ABOUT THIS EXERCISE: The answer must be a single number: how many lines below contain "folder".

SOURCE DATA:

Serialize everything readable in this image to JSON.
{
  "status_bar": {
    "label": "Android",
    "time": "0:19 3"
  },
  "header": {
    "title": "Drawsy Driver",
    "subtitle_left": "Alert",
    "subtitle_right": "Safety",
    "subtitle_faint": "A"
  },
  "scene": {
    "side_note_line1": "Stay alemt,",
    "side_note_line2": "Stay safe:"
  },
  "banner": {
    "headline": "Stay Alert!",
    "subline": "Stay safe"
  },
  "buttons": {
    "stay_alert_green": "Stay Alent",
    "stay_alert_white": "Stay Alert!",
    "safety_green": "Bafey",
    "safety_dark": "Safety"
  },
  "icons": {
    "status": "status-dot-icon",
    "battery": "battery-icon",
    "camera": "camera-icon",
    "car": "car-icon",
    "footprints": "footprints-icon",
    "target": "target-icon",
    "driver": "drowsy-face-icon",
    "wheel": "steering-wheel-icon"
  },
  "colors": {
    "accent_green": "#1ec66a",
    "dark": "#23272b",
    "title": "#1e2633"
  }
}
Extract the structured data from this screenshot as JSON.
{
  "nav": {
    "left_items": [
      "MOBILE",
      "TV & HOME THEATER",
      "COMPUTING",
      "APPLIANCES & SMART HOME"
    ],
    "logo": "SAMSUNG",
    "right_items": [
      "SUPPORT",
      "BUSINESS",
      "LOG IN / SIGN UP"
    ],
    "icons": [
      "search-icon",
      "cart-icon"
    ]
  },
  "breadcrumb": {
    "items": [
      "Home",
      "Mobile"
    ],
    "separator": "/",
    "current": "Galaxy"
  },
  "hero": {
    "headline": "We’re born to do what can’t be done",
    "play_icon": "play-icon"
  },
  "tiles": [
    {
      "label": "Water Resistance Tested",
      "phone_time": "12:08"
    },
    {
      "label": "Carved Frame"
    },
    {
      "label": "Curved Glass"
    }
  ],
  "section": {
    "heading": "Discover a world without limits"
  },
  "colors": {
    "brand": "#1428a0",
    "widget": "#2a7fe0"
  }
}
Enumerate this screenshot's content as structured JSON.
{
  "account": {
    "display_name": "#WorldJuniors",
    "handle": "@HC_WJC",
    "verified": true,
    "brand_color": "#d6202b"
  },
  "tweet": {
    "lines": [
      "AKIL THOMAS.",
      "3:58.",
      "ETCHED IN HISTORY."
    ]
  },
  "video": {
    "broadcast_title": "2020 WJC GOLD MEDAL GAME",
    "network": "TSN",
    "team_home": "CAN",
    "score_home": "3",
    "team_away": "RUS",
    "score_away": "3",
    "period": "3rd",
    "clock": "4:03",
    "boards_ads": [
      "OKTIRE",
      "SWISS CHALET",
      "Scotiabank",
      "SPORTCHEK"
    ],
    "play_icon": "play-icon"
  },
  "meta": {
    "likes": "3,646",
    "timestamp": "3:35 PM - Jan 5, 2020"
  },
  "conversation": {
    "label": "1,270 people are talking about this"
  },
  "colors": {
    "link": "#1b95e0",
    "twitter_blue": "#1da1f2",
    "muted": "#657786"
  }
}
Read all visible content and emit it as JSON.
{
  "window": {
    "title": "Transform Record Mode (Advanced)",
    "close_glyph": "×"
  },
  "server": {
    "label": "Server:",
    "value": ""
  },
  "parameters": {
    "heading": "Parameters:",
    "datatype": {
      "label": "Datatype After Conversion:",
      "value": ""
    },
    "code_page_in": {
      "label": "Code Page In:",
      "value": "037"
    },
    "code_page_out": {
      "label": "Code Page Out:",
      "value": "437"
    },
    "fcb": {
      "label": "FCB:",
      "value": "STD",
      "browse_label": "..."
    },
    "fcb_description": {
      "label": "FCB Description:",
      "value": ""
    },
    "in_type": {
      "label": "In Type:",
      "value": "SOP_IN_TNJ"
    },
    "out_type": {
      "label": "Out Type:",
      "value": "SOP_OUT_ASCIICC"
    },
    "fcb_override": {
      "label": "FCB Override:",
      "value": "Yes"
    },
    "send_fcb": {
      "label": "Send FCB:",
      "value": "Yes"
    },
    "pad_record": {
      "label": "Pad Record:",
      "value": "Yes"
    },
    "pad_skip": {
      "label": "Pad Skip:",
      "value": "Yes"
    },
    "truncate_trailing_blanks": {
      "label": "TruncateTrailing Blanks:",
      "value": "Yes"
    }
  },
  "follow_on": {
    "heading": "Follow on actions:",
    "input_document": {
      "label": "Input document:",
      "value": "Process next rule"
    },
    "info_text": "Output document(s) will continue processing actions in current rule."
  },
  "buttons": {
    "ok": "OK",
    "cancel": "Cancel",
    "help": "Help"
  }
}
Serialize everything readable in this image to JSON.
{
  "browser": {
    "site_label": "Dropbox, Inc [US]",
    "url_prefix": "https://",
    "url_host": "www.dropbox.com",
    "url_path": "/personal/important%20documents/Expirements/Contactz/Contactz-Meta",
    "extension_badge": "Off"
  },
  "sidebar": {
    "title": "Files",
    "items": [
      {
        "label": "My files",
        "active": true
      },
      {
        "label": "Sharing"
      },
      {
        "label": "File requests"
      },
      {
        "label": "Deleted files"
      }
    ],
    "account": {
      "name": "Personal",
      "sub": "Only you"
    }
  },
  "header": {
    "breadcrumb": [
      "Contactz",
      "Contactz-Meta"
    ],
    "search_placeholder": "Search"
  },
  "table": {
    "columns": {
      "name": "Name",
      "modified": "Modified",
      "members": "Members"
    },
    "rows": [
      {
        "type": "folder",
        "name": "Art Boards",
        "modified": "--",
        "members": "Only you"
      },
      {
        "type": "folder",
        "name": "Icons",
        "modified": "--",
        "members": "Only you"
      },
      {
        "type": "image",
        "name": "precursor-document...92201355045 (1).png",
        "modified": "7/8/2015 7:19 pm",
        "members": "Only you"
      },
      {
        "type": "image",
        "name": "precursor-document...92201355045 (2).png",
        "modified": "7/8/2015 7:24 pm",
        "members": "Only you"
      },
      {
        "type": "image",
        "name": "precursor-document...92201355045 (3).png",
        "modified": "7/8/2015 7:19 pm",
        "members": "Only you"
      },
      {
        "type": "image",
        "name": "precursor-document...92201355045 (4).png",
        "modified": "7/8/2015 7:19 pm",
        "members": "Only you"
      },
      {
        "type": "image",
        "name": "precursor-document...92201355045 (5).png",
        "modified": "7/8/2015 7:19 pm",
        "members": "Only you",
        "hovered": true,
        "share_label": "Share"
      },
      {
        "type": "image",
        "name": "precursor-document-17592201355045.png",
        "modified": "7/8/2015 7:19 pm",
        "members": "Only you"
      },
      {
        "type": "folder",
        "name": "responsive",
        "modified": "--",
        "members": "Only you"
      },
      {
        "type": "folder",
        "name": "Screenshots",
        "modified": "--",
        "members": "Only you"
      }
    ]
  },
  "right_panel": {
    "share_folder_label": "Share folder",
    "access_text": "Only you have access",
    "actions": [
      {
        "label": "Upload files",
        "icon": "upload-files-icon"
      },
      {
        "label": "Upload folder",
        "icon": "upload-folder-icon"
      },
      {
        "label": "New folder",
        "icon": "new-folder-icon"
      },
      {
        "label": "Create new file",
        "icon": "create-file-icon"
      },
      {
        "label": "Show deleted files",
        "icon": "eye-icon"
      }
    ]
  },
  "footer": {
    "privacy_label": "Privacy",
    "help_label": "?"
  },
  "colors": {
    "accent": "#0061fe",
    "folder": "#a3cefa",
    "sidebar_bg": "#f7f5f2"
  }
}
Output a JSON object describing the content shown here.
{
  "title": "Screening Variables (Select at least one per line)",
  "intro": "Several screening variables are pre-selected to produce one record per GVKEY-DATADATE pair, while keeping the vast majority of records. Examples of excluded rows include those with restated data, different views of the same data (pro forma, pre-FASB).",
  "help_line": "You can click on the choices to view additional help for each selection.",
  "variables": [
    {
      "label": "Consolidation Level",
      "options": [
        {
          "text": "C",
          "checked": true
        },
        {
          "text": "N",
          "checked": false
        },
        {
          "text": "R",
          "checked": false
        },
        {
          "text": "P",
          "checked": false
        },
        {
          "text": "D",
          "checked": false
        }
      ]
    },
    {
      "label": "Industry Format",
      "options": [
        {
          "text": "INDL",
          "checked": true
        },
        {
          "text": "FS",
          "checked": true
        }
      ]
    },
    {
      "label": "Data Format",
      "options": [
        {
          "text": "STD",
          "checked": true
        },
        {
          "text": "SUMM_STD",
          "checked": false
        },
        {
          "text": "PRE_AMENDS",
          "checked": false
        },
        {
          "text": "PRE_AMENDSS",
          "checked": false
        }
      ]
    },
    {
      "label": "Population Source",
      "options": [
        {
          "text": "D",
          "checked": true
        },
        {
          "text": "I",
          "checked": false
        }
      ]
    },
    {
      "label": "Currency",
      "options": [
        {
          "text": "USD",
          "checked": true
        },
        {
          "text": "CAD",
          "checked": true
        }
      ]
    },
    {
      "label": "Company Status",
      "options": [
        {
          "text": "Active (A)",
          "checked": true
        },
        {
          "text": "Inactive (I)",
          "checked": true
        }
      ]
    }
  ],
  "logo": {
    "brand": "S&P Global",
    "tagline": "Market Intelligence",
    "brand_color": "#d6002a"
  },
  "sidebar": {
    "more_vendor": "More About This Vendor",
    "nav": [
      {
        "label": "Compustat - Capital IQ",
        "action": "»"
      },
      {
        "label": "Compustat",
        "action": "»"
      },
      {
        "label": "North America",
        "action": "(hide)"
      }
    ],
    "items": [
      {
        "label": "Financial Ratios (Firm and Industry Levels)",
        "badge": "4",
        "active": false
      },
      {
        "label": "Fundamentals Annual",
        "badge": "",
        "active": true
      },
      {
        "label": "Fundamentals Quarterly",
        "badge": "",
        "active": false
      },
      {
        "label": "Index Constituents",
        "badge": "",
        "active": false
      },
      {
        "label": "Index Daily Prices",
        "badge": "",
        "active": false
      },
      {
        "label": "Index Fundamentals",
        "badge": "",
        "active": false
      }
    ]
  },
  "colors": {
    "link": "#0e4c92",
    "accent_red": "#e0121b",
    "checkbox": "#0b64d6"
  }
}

COMPLETED EXERCISE: 10